The China Syndrome

Sinopec is set to curb imports of Saudi Oil another 40% this month citing inexplicable high prices from the Saudis during a time when a significant portion of Sinopec’s refineries are down for annual maintenance and other producers are happy to offer more for less to grab market share.

Last month, a Unipec official told Reuters, “Our refineries think these are unreasonable prices as they do not follow the pricing methodology.” Besides Sinopec, a source from another two refineries in northern Asia said they will be cutting their imports from Saudi Arabia by ten percent as oil buyers have a hard time grasping how the Kingdom is calculating the price for its most popular grade.

The price increase came as a surprise to the biggest market for crude in the world.

Aramco is pushing China at a time when it’s clear it has other options in the oil market and no longer wants to pay for oil in dollars.  Brazil’s imports to China have risen sharply.  Iran’s imports to India, tangentially related, are set to double this year to nearly 400,000 bbl/day.

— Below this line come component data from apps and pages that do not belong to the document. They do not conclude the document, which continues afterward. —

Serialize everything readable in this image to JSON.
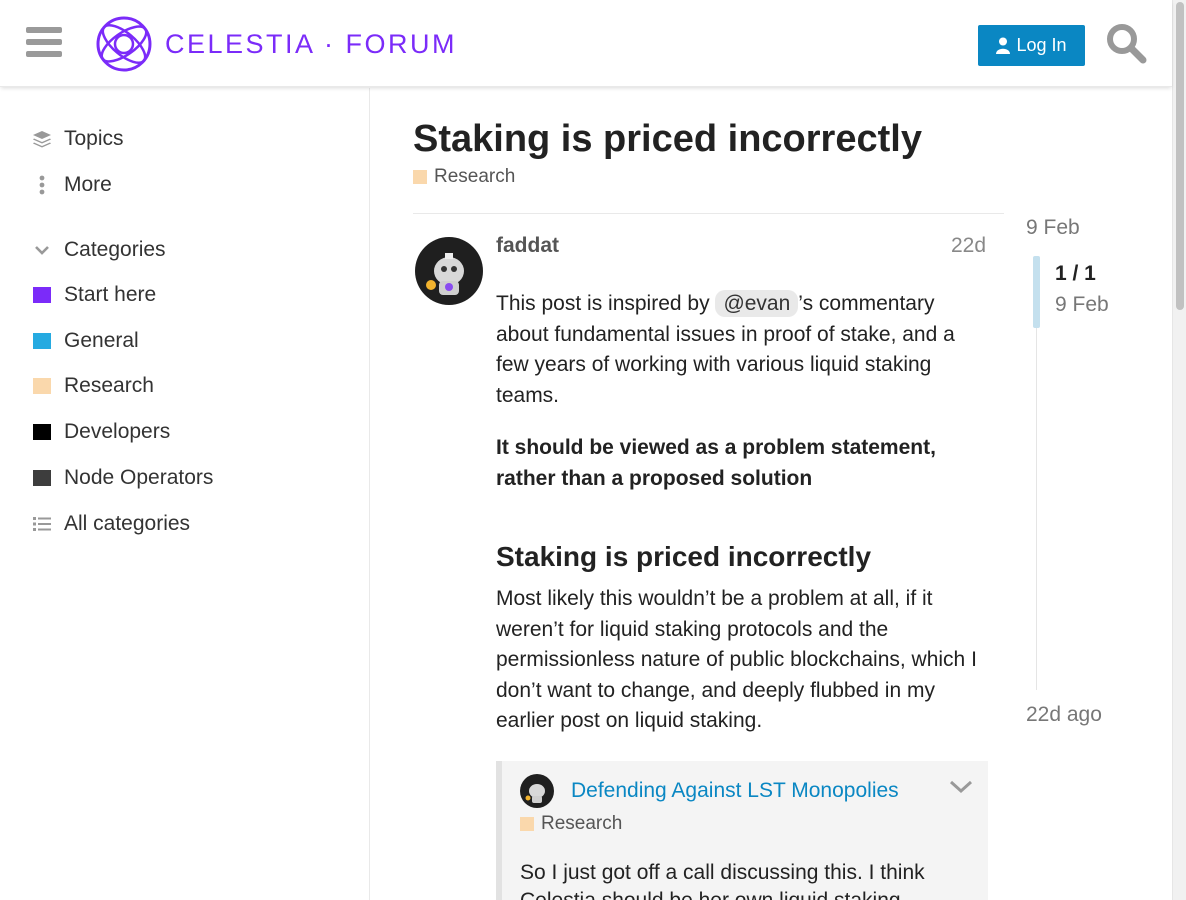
{
  "header": {
    "logo_text": "CELESTIA · FORUM",
    "login_label": "Log In",
    "brand_color": "#7b2bf9",
    "button_color": "#0a87c3"
  },
  "sidebar": {
    "nav": [
      {
        "label": "Topics",
        "icon": "layers-icon"
      },
      {
        "label": "More",
        "icon": "ellipsis-vertical-icon"
      }
    ],
    "categories_label": "Categories",
    "categories": [
      {
        "label": "Start here",
        "color": "#7b2bf9"
      },
      {
        "label": "General",
        "color": "#25aae1"
      },
      {
        "label": "Research",
        "color": "#fad8ac"
      },
      {
        "label": "Developers",
        "color": "#000000"
      },
      {
        "label": "Node Operators",
        "color": "#3d3d3d"
      }
    ],
    "all_categories_label": "All categories"
  },
  "topic": {
    "title": "Staking is priced incorrectly",
    "category": "Research",
    "category_color": "#fad8ac"
  },
  "post": {
    "username": "faddat",
    "date": "22d",
    "p1_before": "This post is inspired by ",
    "mention": "@evan",
    "p1_after": "’s commentary about fundamental issues in proof of stake, and a few years of working with various liquid staking teams.",
    "p2": "It should be viewed as a problem statement, rather than a proposed solution",
    "heading": "Staking is priced incorrectly",
    "p3": "Most likely this wouldn’t be a problem at all, if it weren’t for liquid staking protocols and the permissionless nature of public blockchains, which I don’t want to change, and deeply flubbed in my earlier post on liquid staking."
  },
  "quote": {
    "title": "Defending Against LST Monopolies",
    "category": "Research",
    "text": "So I just got off a call discussing this. I think Celestia should be her own liquid staking"
  },
  "timeline": {
    "top_date": "9 Feb",
    "count": "1 / 1",
    "current_date": "9 Feb",
    "bottom_label": "22d ago"
  }
}
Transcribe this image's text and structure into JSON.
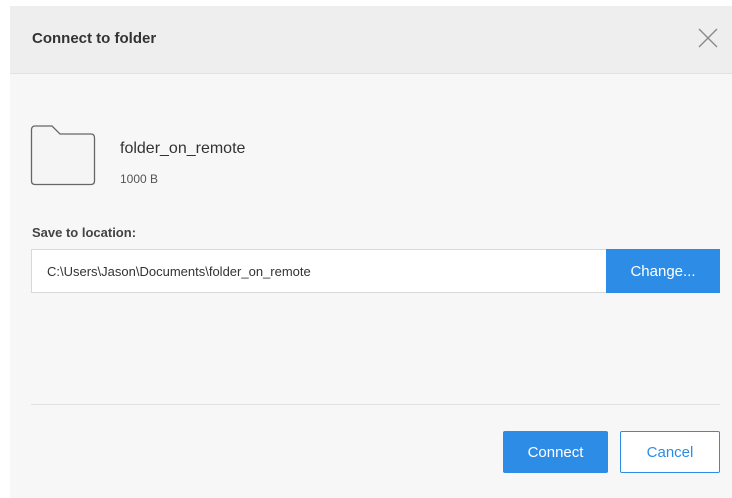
{
  "dialog": {
    "title": "Connect to folder",
    "close_icon": "close-icon"
  },
  "item": {
    "icon": "folder-icon",
    "name": "folder_on_remote",
    "size": "1000 B"
  },
  "location": {
    "label": "Save to location:",
    "path": "C:\\Users\\Jason\\Documents\\folder_on_remote",
    "change_label": "Change..."
  },
  "actions": {
    "connect_label": "Connect",
    "cancel_label": "Cancel"
  },
  "colors": {
    "accent": "#2d8ce6",
    "dialog_background": "#f7f7f7",
    "header_background": "#eeeeee"
  }
}
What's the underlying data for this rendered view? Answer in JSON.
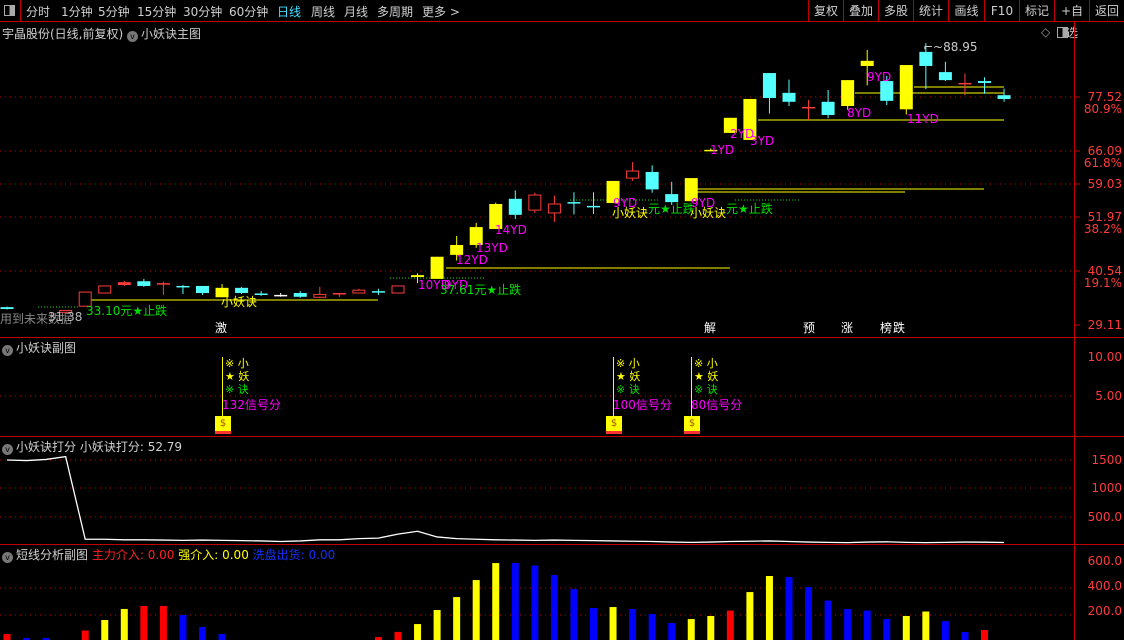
{
  "toolbar": {
    "periods": [
      "分时",
      "1分钟",
      "5分钟",
      "15分钟",
      "30分钟",
      "60分钟",
      "日线",
      "周线",
      "月线",
      "多周期",
      "更多 >"
    ],
    "active_period": "日线",
    "buttons": [
      "复权",
      "叠加",
      "多股",
      "统计",
      "画线",
      "F10",
      "标记",
      "+自选",
      "返回"
    ]
  },
  "main": {
    "stock_title": "宇晶股份(日线,前复权)",
    "indicator": "小妖诀主图",
    "price_axis": [
      "77.52",
      "80.9%",
      "66.09",
      "61.8%",
      "59.03",
      "51.97",
      "38.2%",
      "40.54",
      "19.1%",
      "29.11"
    ],
    "high_label": "88.95",
    "future_data_note": "用到未来数据",
    "low_label": "31.38",
    "labels": {
      "stop1": "33.10元★止跌",
      "xyj1": "小妖诀",
      "yd10": "10YD",
      "yd9a": "9YD",
      "stop2": "37.61元★止跌",
      "yd12": "12YD",
      "yd13": "13YD",
      "yd14": "14YD",
      "yd9b": "9YD",
      "xyj2": "小妖诀",
      "stop3": "元★止跌",
      "yd9c": "9YD",
      "xyj3": "小妖诀",
      "stop4": "元★止跌",
      "yd1": "1YD",
      "yd2": "2YD",
      "yd3": "3YD",
      "yd8": "8YD",
      "yd9d": "9YD",
      "yd11": "11YD"
    },
    "markers": [
      {
        "text": "激",
        "color": "#c04000"
      },
      {
        "text": "解",
        "color": "#008080"
      },
      {
        "text": "预",
        "color": "#a04000"
      },
      {
        "text": "涨",
        "color": "#900000"
      },
      {
        "text": "榜",
        "color": "#804000"
      },
      {
        "text": "跌",
        "color": "#008000"
      }
    ]
  },
  "sub1": {
    "title": "小妖诀副图",
    "axis": [
      "10.00",
      "5.00"
    ],
    "signal_lines": [
      "小",
      "妖",
      "诀"
    ],
    "signals": [
      {
        "index": 11,
        "score": "132信号分"
      },
      {
        "index": 31,
        "score": "100信号分"
      },
      {
        "index": 35,
        "score": "80信号分"
      }
    ]
  },
  "sub2": {
    "title": "小妖诀打分",
    "value_label": "小妖诀打分: 52.79",
    "axis": [
      "1500",
      "1000",
      "500.0"
    ]
  },
  "sub3": {
    "title": "短线分析副图",
    "main_in": "主力介入: 0.00",
    "strong_in": "强介入: 0.00",
    "wash_out": "洗盘出货: 0.00",
    "axis": [
      "600.0",
      "400.0",
      "200.0"
    ]
  },
  "colors": {
    "up": "#ff3c3c",
    "down": "#54ffff",
    "yellow": "#ffff00",
    "blue": "#0000ff",
    "grid": "#c00000"
  },
  "chart_data": [
    {
      "type": "candlestick",
      "name": "小妖诀主图",
      "ylim": [
        29.11,
        88.95
      ],
      "candles": [
        [
          0,
          32.9,
          32.5,
          33.0,
          32.4,
          "C"
        ],
        [
          3,
          32.2,
          31.8,
          32.3,
          31.6,
          "R"
        ],
        [
          4,
          36.1,
          33.1,
          36.1,
          33.1,
          "R"
        ],
        [
          5,
          37.4,
          35.9,
          37.4,
          35.9,
          "R"
        ],
        [
          6,
          38.2,
          37.6,
          38.5,
          37.4,
          "F"
        ],
        [
          7,
          38.4,
          37.4,
          38.9,
          37.2,
          "C"
        ],
        [
          8,
          38.0,
          37.8,
          38.3,
          35.5,
          "F"
        ],
        [
          9,
          37.4,
          37.3,
          37.6,
          35.7,
          "C"
        ],
        [
          10,
          37.4,
          35.9,
          37.4,
          35.5,
          "C"
        ],
        [
          11,
          37.0,
          35.0,
          37.8,
          35.0,
          "Y"
        ],
        [
          12,
          37.0,
          35.9,
          37.2,
          35.7,
          "C"
        ],
        [
          13,
          35.8,
          35.7,
          36.3,
          35.3,
          "C"
        ],
        [
          14,
          35.5,
          35.4,
          35.9,
          35.1,
          "W"
        ],
        [
          15,
          35.9,
          35.1,
          36.3,
          34.9,
          "C"
        ],
        [
          16,
          35.6,
          35.0,
          37.2,
          34.8,
          "R"
        ],
        [
          17,
          35.9,
          35.6,
          35.9,
          35.1,
          "F"
        ],
        [
          18,
          36.5,
          35.9,
          36.8,
          35.8,
          "R"
        ],
        [
          19,
          36.3,
          36.2,
          36.8,
          35.5,
          "C"
        ],
        [
          20,
          37.4,
          35.9,
          37.4,
          35.9,
          "R"
        ],
        [
          21,
          39.7,
          39.3,
          40.1,
          38.0,
          "Y"
        ],
        [
          22,
          43.6,
          38.9,
          43.6,
          38.9,
          "Y"
        ],
        [
          23,
          46.1,
          44.0,
          48.0,
          42.8,
          "Y"
        ],
        [
          24,
          49.9,
          46.1,
          50.8,
          45.5,
          "Y"
        ],
        [
          25,
          54.8,
          49.5,
          55.1,
          49.5,
          "Y"
        ],
        [
          26,
          55.9,
          52.5,
          57.7,
          51.6,
          "C"
        ],
        [
          27,
          56.7,
          53.5,
          57.2,
          52.9,
          "R"
        ],
        [
          28,
          54.8,
          52.9,
          56.6,
          51.0,
          "R"
        ],
        [
          29,
          55.2,
          55.0,
          57.3,
          52.6,
          "C"
        ],
        [
          30,
          54.4,
          54.2,
          57.3,
          52.7,
          "C"
        ],
        [
          31,
          59.7,
          55.0,
          59.7,
          55.0,
          "Y"
        ],
        [
          32,
          61.8,
          60.3,
          63.7,
          59.7,
          "R"
        ],
        [
          33,
          61.6,
          57.9,
          63.0,
          57.2,
          "C"
        ],
        [
          34,
          56.9,
          55.2,
          59.5,
          54.6,
          "C"
        ],
        [
          35,
          60.3,
          55.4,
          60.3,
          55.4,
          "Y"
        ],
        [
          36,
          66.3,
          66.2,
          66.6,
          66.0,
          "Y"
        ],
        [
          37,
          73.1,
          69.9,
          73.1,
          69.9,
          "Y"
        ],
        [
          38,
          77.1,
          68.4,
          77.1,
          68.4,
          "Y"
        ],
        [
          39,
          82.6,
          77.3,
          82.6,
          74.0,
          "C"
        ],
        [
          40,
          78.4,
          76.5,
          81.2,
          75.6,
          "C"
        ],
        [
          41,
          75.4,
          75.2,
          76.9,
          72.6,
          "F"
        ],
        [
          42,
          76.5,
          73.7,
          79.0,
          73.0,
          "C"
        ],
        [
          43,
          81.1,
          75.6,
          81.1,
          74.8,
          "Y"
        ],
        [
          44,
          85.2,
          84.1,
          87.5,
          80.0,
          "Y"
        ],
        [
          45,
          80.9,
          76.7,
          82.0,
          75.8,
          "C"
        ],
        [
          46,
          84.3,
          74.9,
          84.3,
          73.8,
          "Y"
        ],
        [
          47,
          87.1,
          84.1,
          88.95,
          79.2,
          "C"
        ],
        [
          48,
          82.8,
          81.1,
          85.0,
          80.9,
          "C"
        ],
        [
          49,
          80.5,
          80.3,
          82.5,
          77.9,
          "F"
        ],
        [
          50,
          80.9,
          80.5,
          81.7,
          78.2,
          "C"
        ],
        [
          51,
          77.9,
          77.1,
          79.3,
          76.5,
          "C"
        ]
      ]
    },
    {
      "type": "line",
      "name": "小妖诀打分",
      "ylim": [
        0,
        1700
      ],
      "values": [
        1500,
        1490,
        1510,
        1560,
        110,
        110,
        100,
        100,
        95,
        90,
        95,
        90,
        85,
        80,
        70,
        80,
        100,
        100,
        120,
        130,
        200,
        250,
        150,
        120,
        110,
        100,
        95,
        90,
        95,
        90,
        85,
        80,
        75,
        70,
        60,
        55,
        60,
        70,
        75,
        80,
        70,
        60,
        55,
        50,
        60,
        65,
        55,
        50,
        55,
        60,
        58,
        52.79
      ]
    },
    {
      "type": "bar",
      "name": "短线分析副图",
      "ylim": [
        0,
        700
      ],
      "bars": [
        [
          0,
          44,
          "red"
        ],
        [
          1,
          15,
          "blue"
        ],
        [
          2,
          15,
          "blue"
        ],
        [
          4,
          70,
          "red"
        ],
        [
          5,
          148,
          "yellow"
        ],
        [
          6,
          230,
          "yellow"
        ],
        [
          7,
          252,
          "red"
        ],
        [
          8,
          252,
          "red"
        ],
        [
          9,
          185,
          "blue"
        ],
        [
          10,
          96,
          "blue"
        ],
        [
          11,
          44,
          "blue"
        ],
        [
          19,
          22,
          "red"
        ],
        [
          20,
          60,
          "red"
        ],
        [
          21,
          118,
          "yellow"
        ],
        [
          22,
          222,
          "yellow"
        ],
        [
          23,
          318,
          "yellow"
        ],
        [
          24,
          444,
          "yellow"
        ],
        [
          25,
          570,
          "yellow"
        ],
        [
          26,
          570,
          "blue"
        ],
        [
          27,
          551,
          "blue"
        ],
        [
          28,
          481,
          "blue"
        ],
        [
          29,
          377,
          "blue"
        ],
        [
          30,
          237,
          "blue"
        ],
        [
          31,
          244,
          "yellow"
        ],
        [
          32,
          229,
          "blue"
        ],
        [
          33,
          192,
          "blue"
        ],
        [
          34,
          126,
          "blue"
        ],
        [
          35,
          155,
          "yellow"
        ],
        [
          36,
          178,
          "yellow"
        ],
        [
          37,
          218,
          "red"
        ],
        [
          38,
          355,
          "yellow"
        ],
        [
          39,
          474,
          "yellow"
        ],
        [
          40,
          466,
          "blue"
        ],
        [
          41,
          392,
          "blue"
        ],
        [
          42,
          292,
          "blue"
        ],
        [
          43,
          229,
          "blue"
        ],
        [
          44,
          218,
          "blue"
        ],
        [
          45,
          155,
          "blue"
        ],
        [
          46,
          178,
          "yellow"
        ],
        [
          47,
          211,
          "yellow"
        ],
        [
          48,
          140,
          "blue"
        ],
        [
          49,
          59,
          "blue"
        ],
        [
          50,
          74,
          "red"
        ]
      ]
    }
  ]
}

Trump may want the Saudis, again mafioso-style, to raise its prices to get China to import U.S. oil as the Brent/WTI spread continues to widen, now over $6, to combat the U.S. trade deficit with China.  Not that that makes a lick of sense, but then again, Trump is a mercantilist, which also doesn’t make any sense.

So, at least its consistent.

U.S. production keeps surging and will continue for likely the rest of 2018 and beyond as new fracking techniques lengthen the production time of new wells, albeit at lower daily output.

So, even if rig counts fall, which they show no signs of doing, U.S. shale oil output will keep rising.  Brent output is falling, U.S. production is rising.  So, the Brent/WTI spread will continue to widen if new ‘markets’ aren’t opened up for U.S. shale producers.

This again, brings me back to the Iran Nuclear Deal being all about oil and not about bombs.  Ending the deal will allow Iran to restart its program which the conventional wisdom says they can spin up to a viable weapon within 18 months, quicker if its partner North Korea was successful in producing a viable warhead.

But, having removed Iran from the SWIFT financial payments network and seen Iran survive it, the threat of sanctions and SWIFT expulsion seem hollow. Both China and Russia have viable SWIFT alternatives and Iran has so few ties to both U.S. and European banking institutions after nearly a decade of hostilities.

Moreover, Turkey, who helped Iran survive without SWIFT in the past, is more than happy to stick it to the U.S. after its backing the Syrian Kurds.  In short, Iran has a lot more friends today than it did in 2012.

China and Russia are immensely stronger.  Israel and Saudi Arabia far weaker.  And that means that regardless of what Trump does on May 12th, the world is already prepared for the next steps.